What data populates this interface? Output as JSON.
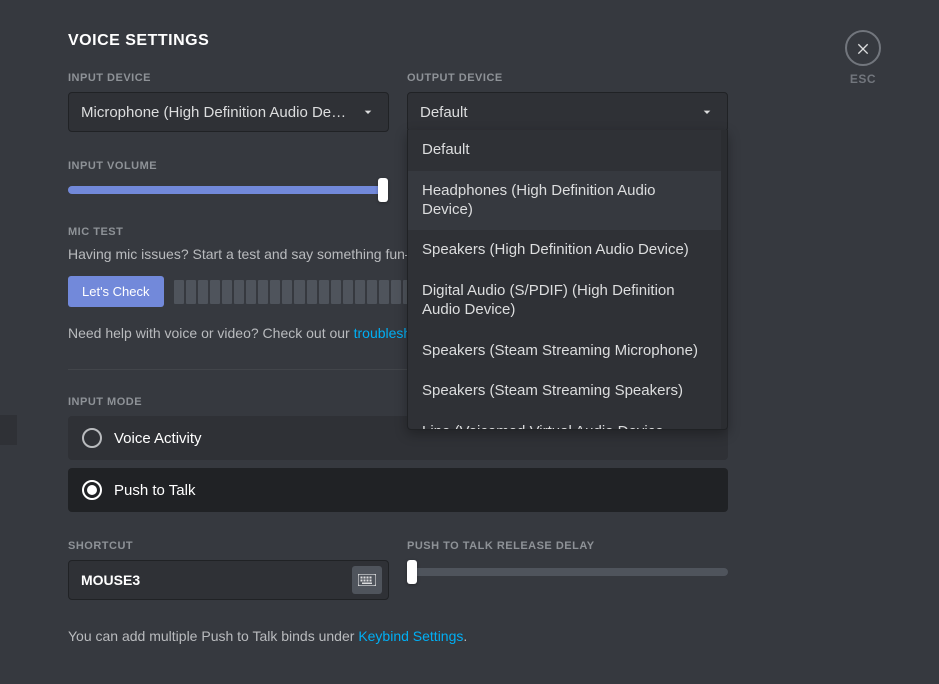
{
  "title": "VOICE SETTINGS",
  "close": {
    "esc": "ESC"
  },
  "input_device": {
    "label": "INPUT DEVICE",
    "value": "Microphone (High Definition Audio Device)"
  },
  "output_device": {
    "label": "OUTPUT DEVICE",
    "value": "Default",
    "options": [
      "Default",
      "Headphones (High Definition Audio Device)",
      "Speakers (High Definition Audio Device)",
      "Digital Audio (S/PDIF) (High Definition Audio Device)",
      "Speakers (Steam Streaming Microphone)",
      "Speakers (Steam Streaming Speakers)",
      "Line (Voicemod Virtual Audio Device (WDM))"
    ],
    "hover_index": 1
  },
  "input_volume": {
    "label": "INPUT VOLUME"
  },
  "mic_test": {
    "label": "MIC TEST",
    "desc": "Having mic issues? Start a test and say something fun—we'll play your voice back to you.",
    "button": "Let's Check"
  },
  "help": {
    "prefix": "Need help with voice or video? Check out our ",
    "link": "troubleshooting guide"
  },
  "input_mode": {
    "label": "INPUT MODE",
    "voice_activity": "Voice Activity",
    "push_to_talk": "Push to Talk"
  },
  "shortcut": {
    "label": "SHORTCUT",
    "value": "MOUSE3"
  },
  "ptt_delay": {
    "label": "PUSH TO TALK RELEASE DELAY"
  },
  "hint": {
    "prefix": "You can add multiple Push to Talk binds under ",
    "link": "Keybind Settings",
    "suffix": "."
  }
}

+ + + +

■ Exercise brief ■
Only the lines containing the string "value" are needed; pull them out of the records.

■ Task solution ■
    "value": "Microphone (High Definition Audio Device)"
    "value": "Default",
    "value": "MOUSE3"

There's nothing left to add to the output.